The dream of a new Harley came true in the form of a Cobalt Blue Dyna Glide on June 19, 1999. He put many thousands of miles on that bike, rain or shine — including talking Kate into riding pillion back to South Dakota for the Sturgis Rally in 2001. He did, however, buy her a new, more padded seat for her birthday before they went!
Gary met Kate Kossler as a patient at the Pine-Eagle Clinic. They were acquaintances first, then friends for several years before realizing they saw something special in each other.
They started dating and became engaged on July 1, 2001. He taught Kate and both her girls, Briana and Kirian, to ride motorcycles. He was so proud when they got their official motorcycle endorsements.

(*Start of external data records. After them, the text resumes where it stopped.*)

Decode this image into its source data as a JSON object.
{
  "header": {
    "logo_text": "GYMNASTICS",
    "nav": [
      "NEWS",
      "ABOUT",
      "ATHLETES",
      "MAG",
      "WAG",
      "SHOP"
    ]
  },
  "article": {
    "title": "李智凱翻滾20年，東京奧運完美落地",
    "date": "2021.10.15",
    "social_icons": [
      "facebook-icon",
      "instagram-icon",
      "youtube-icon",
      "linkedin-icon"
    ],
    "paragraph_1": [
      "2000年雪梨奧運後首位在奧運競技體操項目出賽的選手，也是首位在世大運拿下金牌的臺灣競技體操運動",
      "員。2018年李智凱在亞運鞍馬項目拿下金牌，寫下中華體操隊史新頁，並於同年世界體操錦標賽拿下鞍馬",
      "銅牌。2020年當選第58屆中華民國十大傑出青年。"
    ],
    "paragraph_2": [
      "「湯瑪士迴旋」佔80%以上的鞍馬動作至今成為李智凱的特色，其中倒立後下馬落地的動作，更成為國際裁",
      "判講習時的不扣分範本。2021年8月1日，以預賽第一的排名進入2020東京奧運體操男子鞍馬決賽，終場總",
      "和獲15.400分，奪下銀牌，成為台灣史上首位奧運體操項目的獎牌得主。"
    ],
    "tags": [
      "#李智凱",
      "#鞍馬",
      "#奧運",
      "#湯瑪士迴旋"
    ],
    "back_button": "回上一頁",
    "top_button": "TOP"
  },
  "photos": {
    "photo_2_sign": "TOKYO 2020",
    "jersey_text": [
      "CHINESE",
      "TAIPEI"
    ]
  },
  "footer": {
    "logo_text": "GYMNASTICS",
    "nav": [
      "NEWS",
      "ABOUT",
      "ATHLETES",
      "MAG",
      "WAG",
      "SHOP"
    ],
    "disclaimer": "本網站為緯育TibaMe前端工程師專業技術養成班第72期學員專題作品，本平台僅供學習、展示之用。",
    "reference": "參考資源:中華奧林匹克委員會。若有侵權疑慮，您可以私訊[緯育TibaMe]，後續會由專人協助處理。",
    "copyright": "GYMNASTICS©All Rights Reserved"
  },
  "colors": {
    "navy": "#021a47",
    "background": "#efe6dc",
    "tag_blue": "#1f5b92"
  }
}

In February of 2002, Gary and Kate went to Boise to pick up a new back tire for the Dyna and found a new Softail Heritage Classic sitting on the floor at the Harley dealership. He wound up buying three tires that day.

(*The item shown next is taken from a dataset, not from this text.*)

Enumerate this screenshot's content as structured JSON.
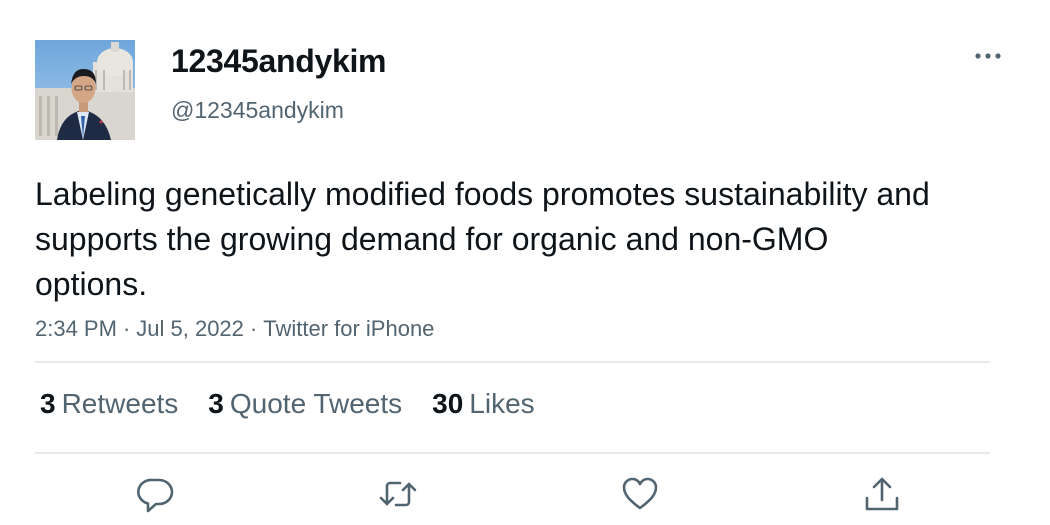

He loved the sportiness of the Dyna, but as he was always thinking of someone else, he felt that Kate would be more comfortable riding two up on a larger tourer, even when he had concerns about “being able to reach the ground.”
They spent many hours and miles riding together, including touring the Northwest, British Columbia and Alberta on their honeymoon. They were in the Southwest on vacation, planning to attend the Laughlin River run when the accident happened.

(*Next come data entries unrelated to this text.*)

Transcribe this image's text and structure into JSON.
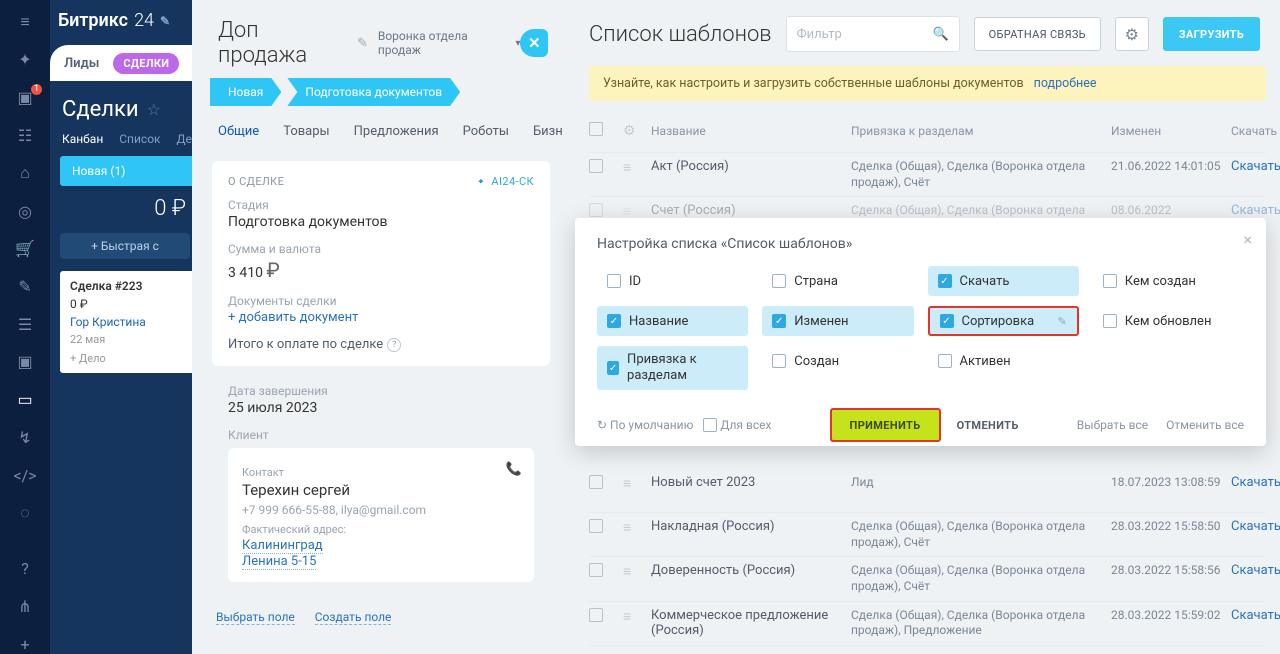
{
  "logo": {
    "brand": "Битрикс",
    "suffix": "24"
  },
  "tabs": {
    "leads": "Лиды",
    "deals": "СДЕЛКИ"
  },
  "deals": {
    "title": "Сделки",
    "views": {
      "kanban": "Канбан",
      "list": "Список",
      "more": "Де"
    },
    "stage_pill": "Новая (1)",
    "total": "0 ₽",
    "quick": "+ Быстрая с",
    "card": {
      "title": "Сделка #223",
      "price": "0 ₽",
      "who": "Гор Кристина",
      "date": "22 мая",
      "add": "+ Дело"
    }
  },
  "deal_panel": {
    "title": "Доп продажа",
    "funnel": "Воронка отдела продаж",
    "stages": {
      "s1": "Новая",
      "s2": "Подготовка документов"
    },
    "tabs": {
      "t1": "Общие",
      "t2": "Товары",
      "t3": "Предложения",
      "t4": "Роботы",
      "t5": "Бизн"
    },
    "about_h": "О СДЕЛКЕ",
    "ai_tag": "🔹 AI24-ск",
    "stage_l": "Стадия",
    "stage_v": "Подготовка документов",
    "sum_l": "Сумма и валюта",
    "sum_v": "3 410",
    "sum_cur": "₽",
    "docs_l": "Документы сделки",
    "docs_add": "+ добавить документ",
    "total_l": "Итого к оплате по сделке",
    "total_q": "?",
    "end_l": "Дата завершения",
    "end_v": "25 июля 2023",
    "client_l": "Клиент",
    "contact_l": "Контакт",
    "contact_v": "Терехин сергей",
    "phone": "+7 999 666-55-88, ilya@gmail.com",
    "addr_l": "Фактический адрес:",
    "city": "Калининград",
    "street": "Ленина 5-15",
    "sel_field": "Выбрать поле",
    "new_field": "Создать поле"
  },
  "tpl": {
    "title": "Список шаблонов",
    "filter_ph": "Фильтр",
    "btn_feedback": "ОБРАТНАЯ СВЯЗЬ",
    "btn_load": "ЗАГРУЗИТЬ",
    "notice": "Узнайте, как настроить и загрузить собственные шаблоны документов",
    "notice_more": "подробнее",
    "headers": {
      "name": "Название",
      "bind": "Привязка к разделам",
      "changed": "Изменен",
      "dl": "Скачать"
    },
    "rows": [
      {
        "name": "Акт (Россия)",
        "bind": "Сделка (Общая), Сделка (Воронка отдела продаж), Счёт",
        "changed": "21.06.2022 14:01:05",
        "dl": "Скачать"
      },
      {
        "name": "Счет (Россия)",
        "bind": "Сделка (Общая), Сделка (Воронка отдела",
        "changed": "08.06.2022",
        "dl": "Скачать"
      },
      {
        "name": "Новый счет 2023",
        "bind": "Лид",
        "changed": "18.07.2023 13:08:59",
        "dl": "Скачать"
      },
      {
        "name": "Накладная (Россия)",
        "bind": "Сделка (Общая), Сделка (Воронка отдела продаж), Счёт",
        "changed": "28.03.2022 15:58:50",
        "dl": "Скачать"
      },
      {
        "name": "Доверенность (Россия)",
        "bind": "Сделка (Общая), Сделка (Воронка отдела продаж), Счёт",
        "changed": "28.03.2022 15:58:56",
        "dl": "Скачать"
      },
      {
        "name": "Коммерческое предложение (Россия)",
        "bind": "Сделка (Общая), Сделка (Воронка отдела продаж), Предложение",
        "changed": "28.03.2022 15:59:02",
        "dl": "Скачать"
      }
    ]
  },
  "modal": {
    "title": "Настройка списка «Список шаблонов»",
    "opts": {
      "id": "ID",
      "country": "Страна",
      "download": "Скачать",
      "created_by": "Кем создан",
      "name": "Название",
      "changed": "Изменен",
      "sort": "Сортировка",
      "updated_by": "Кем обновлен",
      "bind": "Привязка к разделам",
      "created": "Создан",
      "active": "Активен"
    },
    "default": "По умолчанию",
    "for_all": "Для всех",
    "apply": "ПРИМЕНИТЬ",
    "cancel": "ОТМЕНИТЬ",
    "sel_all": "Выбрать все",
    "cancel_all": "Отменить все"
  }
}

Gary and Kate were married on June 29, 2002, as Gary felt that June 29 was a day that good things happened to him. Many friends and family were there to share their joy, including Gary’s sons and grandchildren, who Kate was meeting for the first time.
Gary and Kate believed that they had each found the love of the lives and were confirming that love before God and man. Gary was an active Christian, serving as a board member for many years at the Oxbow Christian Fellowship.
He was a life member of the North American Hunting Club, and a member of the National Rifle Association and of the Harley Owners Group. At the time of his death, he was looking into starting an Eastern Oregon chapter of the Black Sheep, an organization of Harley Davidson riders for Christ. He was also active with the Hells Canyon Junior Rodeo and Baker County Fair Board and Rodeo.
Gary was well-loved and respected by his family and those who knew him. He never had an unkind word to say to or about anyone. He will be greatly missed.
Survivors include his wife, Kate Grace; sons, Michael and Jeremy Grace; stepson, Ian R. Kossler; stepdaughters, Briana and Kirian Kossler; parents, Lowell and Bonnie Grace; sisters, Cherie Warr and Cindy Baker; brother, Jim Grace; and many nieces and nephews.
Memorial contributions may be made to U.S. Bank where a scholarship is being established in Gary’s name.
Used with permission from: Baker City Herald, Baker City, Oregon, May 14, 2004
Transcribed by: Belva Ticknor